Excerpts from an interface dataset
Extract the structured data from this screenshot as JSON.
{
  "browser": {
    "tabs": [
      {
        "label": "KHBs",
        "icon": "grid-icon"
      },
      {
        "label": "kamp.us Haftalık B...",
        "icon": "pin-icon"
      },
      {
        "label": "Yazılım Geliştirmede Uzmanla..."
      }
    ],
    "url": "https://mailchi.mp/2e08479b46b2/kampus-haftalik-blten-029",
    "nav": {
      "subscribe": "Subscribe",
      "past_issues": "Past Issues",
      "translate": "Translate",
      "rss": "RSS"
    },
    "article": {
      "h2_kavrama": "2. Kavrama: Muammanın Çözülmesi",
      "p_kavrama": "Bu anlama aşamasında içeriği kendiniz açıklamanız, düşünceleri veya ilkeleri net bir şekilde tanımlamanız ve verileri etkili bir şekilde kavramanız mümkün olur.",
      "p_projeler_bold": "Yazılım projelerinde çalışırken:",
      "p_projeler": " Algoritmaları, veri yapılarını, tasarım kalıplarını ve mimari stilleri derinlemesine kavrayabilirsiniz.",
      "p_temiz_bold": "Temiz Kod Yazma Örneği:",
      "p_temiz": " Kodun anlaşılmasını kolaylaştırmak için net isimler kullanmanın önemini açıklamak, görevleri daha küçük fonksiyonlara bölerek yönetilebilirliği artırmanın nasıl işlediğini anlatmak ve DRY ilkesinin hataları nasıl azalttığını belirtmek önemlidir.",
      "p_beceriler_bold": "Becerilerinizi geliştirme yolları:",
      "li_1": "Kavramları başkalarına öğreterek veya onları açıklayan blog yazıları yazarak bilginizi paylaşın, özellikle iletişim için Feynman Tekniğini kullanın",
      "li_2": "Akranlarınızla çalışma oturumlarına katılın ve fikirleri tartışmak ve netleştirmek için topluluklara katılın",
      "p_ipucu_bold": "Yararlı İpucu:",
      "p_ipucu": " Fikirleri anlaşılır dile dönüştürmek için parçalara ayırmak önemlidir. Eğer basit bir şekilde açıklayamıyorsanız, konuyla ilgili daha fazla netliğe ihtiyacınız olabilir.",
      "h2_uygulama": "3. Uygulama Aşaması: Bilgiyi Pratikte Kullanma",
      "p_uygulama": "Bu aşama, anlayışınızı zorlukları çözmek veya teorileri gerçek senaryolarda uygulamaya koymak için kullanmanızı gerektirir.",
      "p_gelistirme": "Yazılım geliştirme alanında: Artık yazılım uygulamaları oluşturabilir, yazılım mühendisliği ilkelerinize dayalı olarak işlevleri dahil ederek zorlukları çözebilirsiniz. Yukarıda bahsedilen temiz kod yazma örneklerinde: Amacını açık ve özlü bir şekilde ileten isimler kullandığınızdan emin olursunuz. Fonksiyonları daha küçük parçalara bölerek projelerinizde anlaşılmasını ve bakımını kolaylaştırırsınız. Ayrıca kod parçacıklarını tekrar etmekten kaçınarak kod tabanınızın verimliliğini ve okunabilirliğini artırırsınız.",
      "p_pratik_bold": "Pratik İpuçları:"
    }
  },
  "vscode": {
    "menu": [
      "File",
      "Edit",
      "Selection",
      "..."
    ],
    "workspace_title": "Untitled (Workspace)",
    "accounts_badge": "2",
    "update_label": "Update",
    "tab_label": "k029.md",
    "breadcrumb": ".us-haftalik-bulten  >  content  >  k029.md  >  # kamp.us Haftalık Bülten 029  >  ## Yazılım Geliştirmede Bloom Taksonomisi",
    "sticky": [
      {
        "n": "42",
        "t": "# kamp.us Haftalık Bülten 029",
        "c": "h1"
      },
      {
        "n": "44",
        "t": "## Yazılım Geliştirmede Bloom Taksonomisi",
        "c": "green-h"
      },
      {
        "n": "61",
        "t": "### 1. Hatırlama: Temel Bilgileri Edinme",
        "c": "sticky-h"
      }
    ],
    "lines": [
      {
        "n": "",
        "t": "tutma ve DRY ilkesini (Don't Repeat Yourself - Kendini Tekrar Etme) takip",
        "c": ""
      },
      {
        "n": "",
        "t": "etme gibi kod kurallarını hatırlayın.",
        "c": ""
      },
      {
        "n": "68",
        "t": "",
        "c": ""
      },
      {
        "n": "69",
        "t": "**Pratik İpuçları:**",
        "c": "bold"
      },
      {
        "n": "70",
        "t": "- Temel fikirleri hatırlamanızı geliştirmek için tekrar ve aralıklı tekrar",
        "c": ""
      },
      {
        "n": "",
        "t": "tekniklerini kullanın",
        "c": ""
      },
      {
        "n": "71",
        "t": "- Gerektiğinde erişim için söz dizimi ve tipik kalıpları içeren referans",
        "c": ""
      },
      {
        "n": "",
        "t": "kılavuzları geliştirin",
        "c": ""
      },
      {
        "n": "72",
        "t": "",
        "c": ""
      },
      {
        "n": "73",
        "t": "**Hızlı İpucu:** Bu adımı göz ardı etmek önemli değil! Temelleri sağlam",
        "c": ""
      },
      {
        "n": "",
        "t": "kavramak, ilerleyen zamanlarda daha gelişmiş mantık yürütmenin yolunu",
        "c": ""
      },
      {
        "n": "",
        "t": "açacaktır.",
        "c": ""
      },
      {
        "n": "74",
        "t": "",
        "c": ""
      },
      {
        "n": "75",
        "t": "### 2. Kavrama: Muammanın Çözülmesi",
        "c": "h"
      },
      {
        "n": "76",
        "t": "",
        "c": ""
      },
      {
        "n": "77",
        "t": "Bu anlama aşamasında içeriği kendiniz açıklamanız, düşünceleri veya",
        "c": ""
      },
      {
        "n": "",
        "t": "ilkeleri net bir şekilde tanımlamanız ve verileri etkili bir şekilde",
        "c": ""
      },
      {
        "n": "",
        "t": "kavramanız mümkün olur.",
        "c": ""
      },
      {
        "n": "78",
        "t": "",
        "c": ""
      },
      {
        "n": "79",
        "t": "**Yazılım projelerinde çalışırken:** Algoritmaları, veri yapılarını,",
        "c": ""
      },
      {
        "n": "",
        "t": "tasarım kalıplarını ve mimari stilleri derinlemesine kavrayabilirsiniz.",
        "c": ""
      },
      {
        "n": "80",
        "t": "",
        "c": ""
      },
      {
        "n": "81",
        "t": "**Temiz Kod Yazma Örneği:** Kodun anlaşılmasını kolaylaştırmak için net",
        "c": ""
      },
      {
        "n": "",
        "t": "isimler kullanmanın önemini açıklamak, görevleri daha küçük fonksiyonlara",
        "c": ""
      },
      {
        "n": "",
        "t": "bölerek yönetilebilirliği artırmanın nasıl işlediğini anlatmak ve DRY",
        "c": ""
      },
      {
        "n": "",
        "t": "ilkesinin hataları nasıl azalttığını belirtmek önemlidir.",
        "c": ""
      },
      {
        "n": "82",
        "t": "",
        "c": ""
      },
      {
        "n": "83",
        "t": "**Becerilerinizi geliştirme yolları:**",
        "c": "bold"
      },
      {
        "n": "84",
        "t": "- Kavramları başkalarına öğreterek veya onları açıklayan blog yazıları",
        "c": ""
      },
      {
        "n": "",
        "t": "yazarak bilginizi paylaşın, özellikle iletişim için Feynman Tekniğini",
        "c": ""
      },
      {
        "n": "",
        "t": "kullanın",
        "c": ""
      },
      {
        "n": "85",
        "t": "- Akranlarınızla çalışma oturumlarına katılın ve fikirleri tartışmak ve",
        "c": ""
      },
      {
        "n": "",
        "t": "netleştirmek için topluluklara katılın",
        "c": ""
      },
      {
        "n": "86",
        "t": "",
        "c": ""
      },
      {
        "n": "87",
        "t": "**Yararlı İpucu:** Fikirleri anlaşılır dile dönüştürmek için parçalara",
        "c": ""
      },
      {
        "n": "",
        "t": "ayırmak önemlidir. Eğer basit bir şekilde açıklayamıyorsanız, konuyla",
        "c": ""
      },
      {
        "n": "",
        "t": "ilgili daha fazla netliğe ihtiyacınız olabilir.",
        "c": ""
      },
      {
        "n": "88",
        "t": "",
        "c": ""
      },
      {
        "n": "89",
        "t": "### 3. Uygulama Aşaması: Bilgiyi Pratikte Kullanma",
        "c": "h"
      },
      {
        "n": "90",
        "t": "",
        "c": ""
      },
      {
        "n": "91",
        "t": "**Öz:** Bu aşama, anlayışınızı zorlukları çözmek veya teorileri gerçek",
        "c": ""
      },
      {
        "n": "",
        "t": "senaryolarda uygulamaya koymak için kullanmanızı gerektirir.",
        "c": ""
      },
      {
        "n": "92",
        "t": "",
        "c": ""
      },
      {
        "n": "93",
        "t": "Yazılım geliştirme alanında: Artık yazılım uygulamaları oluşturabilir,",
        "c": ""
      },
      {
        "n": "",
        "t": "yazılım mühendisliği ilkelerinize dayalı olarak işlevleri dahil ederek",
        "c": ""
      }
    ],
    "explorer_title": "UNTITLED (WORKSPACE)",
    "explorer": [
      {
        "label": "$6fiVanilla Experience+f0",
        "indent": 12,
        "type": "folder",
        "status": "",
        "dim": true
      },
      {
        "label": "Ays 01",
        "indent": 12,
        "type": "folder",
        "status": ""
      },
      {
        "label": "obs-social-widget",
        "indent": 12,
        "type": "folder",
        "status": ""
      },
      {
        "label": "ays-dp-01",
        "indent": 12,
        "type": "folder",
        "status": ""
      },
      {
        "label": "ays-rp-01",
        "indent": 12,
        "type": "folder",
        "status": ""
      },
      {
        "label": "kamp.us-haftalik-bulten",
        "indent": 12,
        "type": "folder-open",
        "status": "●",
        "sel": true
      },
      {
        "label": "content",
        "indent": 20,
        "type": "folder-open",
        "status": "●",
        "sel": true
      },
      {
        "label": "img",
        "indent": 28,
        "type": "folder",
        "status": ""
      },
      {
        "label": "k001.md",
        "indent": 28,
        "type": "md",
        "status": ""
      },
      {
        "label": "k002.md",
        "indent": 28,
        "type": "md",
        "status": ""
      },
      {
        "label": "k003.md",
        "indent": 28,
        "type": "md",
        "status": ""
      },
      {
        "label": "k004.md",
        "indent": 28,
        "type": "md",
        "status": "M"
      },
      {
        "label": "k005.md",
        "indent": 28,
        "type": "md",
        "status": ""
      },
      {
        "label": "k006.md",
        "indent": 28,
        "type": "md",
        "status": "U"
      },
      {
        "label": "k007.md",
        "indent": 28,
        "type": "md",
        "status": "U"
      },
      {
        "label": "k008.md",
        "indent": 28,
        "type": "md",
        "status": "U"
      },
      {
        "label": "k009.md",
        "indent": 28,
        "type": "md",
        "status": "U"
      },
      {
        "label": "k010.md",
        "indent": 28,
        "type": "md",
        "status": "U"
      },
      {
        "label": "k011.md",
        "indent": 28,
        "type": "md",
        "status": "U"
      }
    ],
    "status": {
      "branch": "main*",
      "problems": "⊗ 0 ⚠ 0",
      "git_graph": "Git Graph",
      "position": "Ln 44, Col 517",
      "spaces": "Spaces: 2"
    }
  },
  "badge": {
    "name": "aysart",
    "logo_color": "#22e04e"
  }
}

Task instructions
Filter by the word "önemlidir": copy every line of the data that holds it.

Your solution
      "p_temiz": " Kodun anlaşılmasını kolaylaştırmak için net isimler kullanmanın önemini açıklamak, görevleri daha küçük fonksiyonlara bölerek yönetilebilirliği artırmanın nasıl işlediğini anlatmak ve DRY ilkesinin hataları nasıl azalttığını belirtmek önemlidir.",
      "p_ipucu": " Fikirleri anlaşılır dile dönüştürmek için parçalara ayırmak önemlidir. Eğer basit bir şekilde açıklayamıyorsanız, konuyla ilgili daha fazla netliğe ihtiyacınız olabilir.",
        "t": "ilkesinin hataları nasıl azalttığını belirtmek önemlidir.",
        "t": "ayırmak önemlidir. Eğer basit bir şekilde açıklayamıyorsanız, konuyla",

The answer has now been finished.